Okay, first of all you should understand that it is normal to have no voltage to the fuel pump. Voltage will appear there for just one second after turning on the ignition switch. You should hear the hum of the pump for that one second. The voltage must return during engine rotation, (cranking or running).
You must also check for spark when you have a no start condition. Too many people find just the fuel pump dead or just missing spark and get hung up on that one system. An easier place to look is the feed wire to the ignition coil, any injector, or either small wire on the back of the alternator. It should be dark green with an orange stripe. A digital voltmeter might not respond fast enough so if you have a test light, that might be more accurate. It should light up for one second when you turn on the ignition switch, then go off. If it does, that proves the automatic shutdown (ASD) relay and wiring are okay and the Engine Computer has control over it.

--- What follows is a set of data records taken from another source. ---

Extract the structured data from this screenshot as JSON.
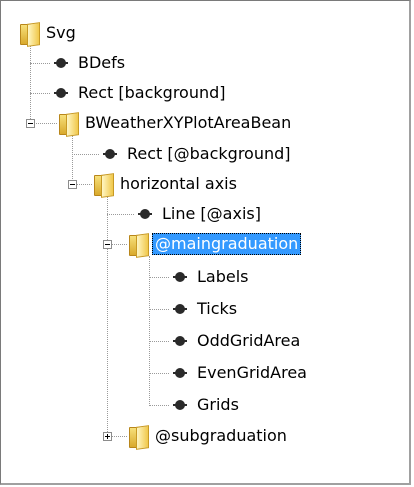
{
  "tree": {
    "nodes": [
      {
        "label": "Svg",
        "icon": "folder-icon"
      },
      {
        "label": "BDefs",
        "icon": "node-dot-icon"
      },
      {
        "label": "Rect [background]",
        "icon": "node-dot-icon"
      },
      {
        "label": "BWeatherXYPlotAreaBean",
        "icon": "folder-icon",
        "expander": "expanded"
      },
      {
        "label": "Rect [@background]",
        "icon": "node-dot-icon"
      },
      {
        "label": "horizontal axis",
        "icon": "folder-icon",
        "expander": "expanded"
      },
      {
        "label": "Line [@axis]",
        "icon": "node-dot-icon"
      },
      {
        "label": "@maingraduation",
        "icon": "folder-icon",
        "expander": "expanded",
        "selected": true
      },
      {
        "label": "Labels",
        "icon": "node-dot-icon"
      },
      {
        "label": "Ticks",
        "icon": "node-dot-icon"
      },
      {
        "label": "OddGridArea",
        "icon": "node-dot-icon"
      },
      {
        "label": "EvenGridArea",
        "icon": "node-dot-icon"
      },
      {
        "label": "Grids",
        "icon": "node-dot-icon"
      },
      {
        "label": "@subgraduation",
        "icon": "folder-icon",
        "expander": "collapsed"
      }
    ]
  },
  "colors": {
    "selection_bg": "#3399ff",
    "selection_text": "#ffffff",
    "folder": "#f0c84a",
    "connector": "#9a9a9a"
  }
}
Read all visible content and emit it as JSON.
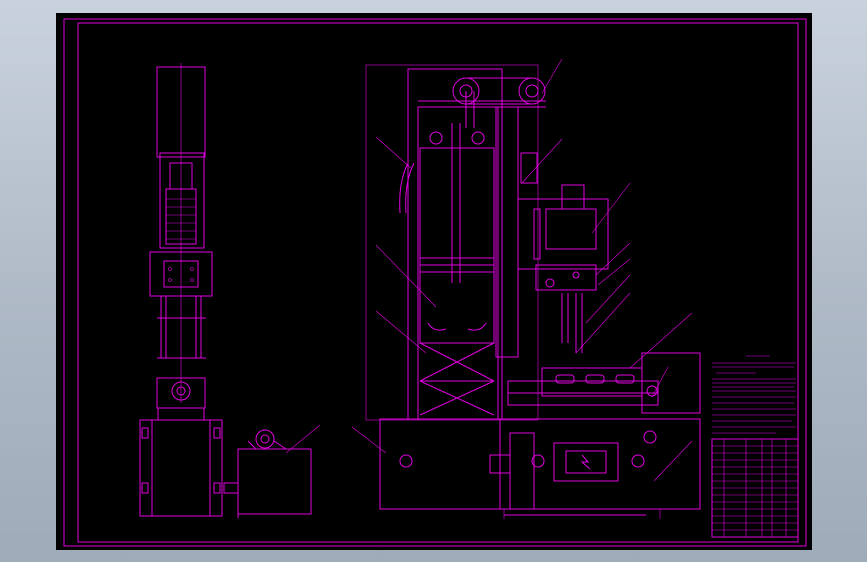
{
  "drawing": {
    "background": "#000000",
    "line_color": "#e000e0",
    "canvas_bg": "#aeb9c6",
    "title_block": {
      "rows": 14
    }
  }
}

What is important is that voltage must come back during cranking. If it does, then you must continue diagnosing just the fuel pump or spark circuits, but it's much more common to find the voltage does not come back during cranking. When the computer turns the ASD relay on for the first second, it is usually okay. THEN, when it doesn't turn on the relay during cranking, suspect the crankshaft position sensor or the camshaft position sensor. It's the signals from those two sensors when the engine is rotating that tells the computer to turn the ASD relay on.
If the Check Engine light turned on, there will be at least one stored diagnostic fault code in the computer. That will lead to the circuit that needs further diagnosis, but usually it will just be caused by a defective sensor. If there is no code in memory, a scanner that can display live sensor data is needed. It will display both sensors and "no" or "present" for those two signals. If the Engine Computer is recognizing both signals as present, but not turning on the ASD relay, the computer itself could be defective, but that isn't common.
Tuesday, November 15th, 2011 AT 12:13 AM